The Canadiens (18-21-9) are coming off a 3-1 victory in Toronto on Saturday night and face the visiting Detroit Red Wings on Wednesday night.
Subban leads the team in ice time per game (23:55). He kills penalties, plays the power play, and with partner Josh Gorges goes up against opponents' top lines at even strength.
He has also become a fan favourite and perhaps the team's most popular player along with his pal, goaltender Carey Price, with whom he exchanges spirited hand slaps after victories.
When asked about Subban's latest incident, Price smiled and said: "Sometimes he deserves it and sometimes he doesn't. I'd say 99 per cent of the time he deserves it."
Getting serious, he added that Subban "has a lot of potential, but he has a few things he needs to sort out. He's got a lot of upside to him, but experience isn't something that comes quickly."

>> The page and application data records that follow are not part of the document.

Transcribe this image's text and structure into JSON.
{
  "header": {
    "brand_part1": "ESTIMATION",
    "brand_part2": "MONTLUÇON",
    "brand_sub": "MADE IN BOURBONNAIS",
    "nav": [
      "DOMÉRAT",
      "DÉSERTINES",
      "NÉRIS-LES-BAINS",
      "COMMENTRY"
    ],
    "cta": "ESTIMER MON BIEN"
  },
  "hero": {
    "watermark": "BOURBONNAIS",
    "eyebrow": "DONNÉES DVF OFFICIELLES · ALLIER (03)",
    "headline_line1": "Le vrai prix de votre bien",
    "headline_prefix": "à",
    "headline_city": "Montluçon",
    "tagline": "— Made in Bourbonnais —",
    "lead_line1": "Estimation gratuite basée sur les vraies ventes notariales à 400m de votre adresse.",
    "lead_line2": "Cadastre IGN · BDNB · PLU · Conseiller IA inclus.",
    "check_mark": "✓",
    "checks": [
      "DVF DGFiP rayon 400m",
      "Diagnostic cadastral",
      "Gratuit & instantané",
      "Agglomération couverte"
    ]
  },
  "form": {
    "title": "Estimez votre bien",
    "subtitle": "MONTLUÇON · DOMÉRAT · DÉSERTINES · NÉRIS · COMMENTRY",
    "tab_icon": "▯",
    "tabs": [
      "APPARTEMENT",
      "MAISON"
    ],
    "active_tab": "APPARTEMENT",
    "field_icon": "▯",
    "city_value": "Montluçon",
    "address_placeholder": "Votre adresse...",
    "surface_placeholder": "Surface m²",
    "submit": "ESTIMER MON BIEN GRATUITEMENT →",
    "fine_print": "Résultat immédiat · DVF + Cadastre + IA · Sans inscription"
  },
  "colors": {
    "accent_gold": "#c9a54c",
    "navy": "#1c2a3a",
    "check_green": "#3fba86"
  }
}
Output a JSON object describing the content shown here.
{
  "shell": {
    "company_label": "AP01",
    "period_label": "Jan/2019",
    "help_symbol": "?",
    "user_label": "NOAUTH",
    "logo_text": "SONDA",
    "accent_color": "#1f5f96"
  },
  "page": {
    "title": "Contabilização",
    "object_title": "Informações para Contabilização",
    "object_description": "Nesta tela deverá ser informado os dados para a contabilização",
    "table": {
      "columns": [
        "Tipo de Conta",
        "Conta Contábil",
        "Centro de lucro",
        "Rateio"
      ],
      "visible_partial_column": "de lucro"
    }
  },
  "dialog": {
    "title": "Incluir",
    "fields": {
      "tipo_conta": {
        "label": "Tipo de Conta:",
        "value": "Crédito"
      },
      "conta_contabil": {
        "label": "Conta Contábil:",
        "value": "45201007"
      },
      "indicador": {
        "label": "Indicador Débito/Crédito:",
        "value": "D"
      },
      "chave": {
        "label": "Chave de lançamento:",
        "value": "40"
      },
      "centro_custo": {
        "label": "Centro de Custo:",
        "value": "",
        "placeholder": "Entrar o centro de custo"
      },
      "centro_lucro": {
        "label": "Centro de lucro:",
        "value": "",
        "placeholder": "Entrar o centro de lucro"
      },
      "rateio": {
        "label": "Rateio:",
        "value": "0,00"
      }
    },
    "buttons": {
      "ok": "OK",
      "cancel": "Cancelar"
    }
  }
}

It's a lot of responsibility for a player with 126 games in the NHL, but Subban has been thrust into a heavy workload by the absence of defence anchor Andrei Markov, who has yet to play this season and missed all but seven games last season due to a pair of knee operations.
"Our focus is to be on top of the top players that have to take the lion's share of the workload, and he's one of them," said Cunneyworth. "You push these guys.
"There's a bit of limelight that he's always involved with, but there are other guys we're on top of as well. I think his game has improved immensely from the beginning of the year and we're just going to stay on him."
Teammates grin and roll their eyes as packs of media surround Subban's stall after practices. The Toronto native thrives on attention and is an entertaining speaker.
And after practice, he was back out on the ice to film a Nike ad.
But the team's woes on the ice that have them out of playoff position and in grave danger of missing the playoffs for the first time since 2006-07 have some pointing fingers at Subban.
His three goals and 16 assists in 47 games make him one of several Canadiens struggling to score, although his plus-minus is an even-0. He also leads the team with 55 penalty minutes, many of them costly minors.
Debate has erupted in the media over whether the club should trade Subban, with some arguing he is a mistake-prone distraction and others insisting he is their best hope for the future.
"Even before I played my first game here there were trade rumours," said Subban, picked 43rd overall by Montreal in the 2007 draft. "They're always going to be there whether you're playing great or bad."
He did not contest the league's decision to fine him for his hit on Kunitz.
"If someone did that to me I'd want to see something done," he said. "I have to be more careful in the corners, but I also have to keep battling hard."
Defenceman Tomas Kaberle was back after visiting the White House on Monday with the Boston Bruins, with whom he won a Stanley Cup in June. Dressed in a dark pinstripe suit reminiscent of an old-time gangster, Kaberle was directly behind U.S. President Barack Obama as the president made his speech.
Newcomer Rene Bourque missed practice with a flu but is expected to play. Forwards Petteri Nokelainen and Travis Moen missed with upper body injuries and are doubtful.
Price supported Boston goalie Tim Thomas' decision to boycott the White House, even if he said he would not have done the same.
''He's not political. That's a pretty political move,'' said Price. ''It's bold. Good on him. He's standing up for what he believes in.''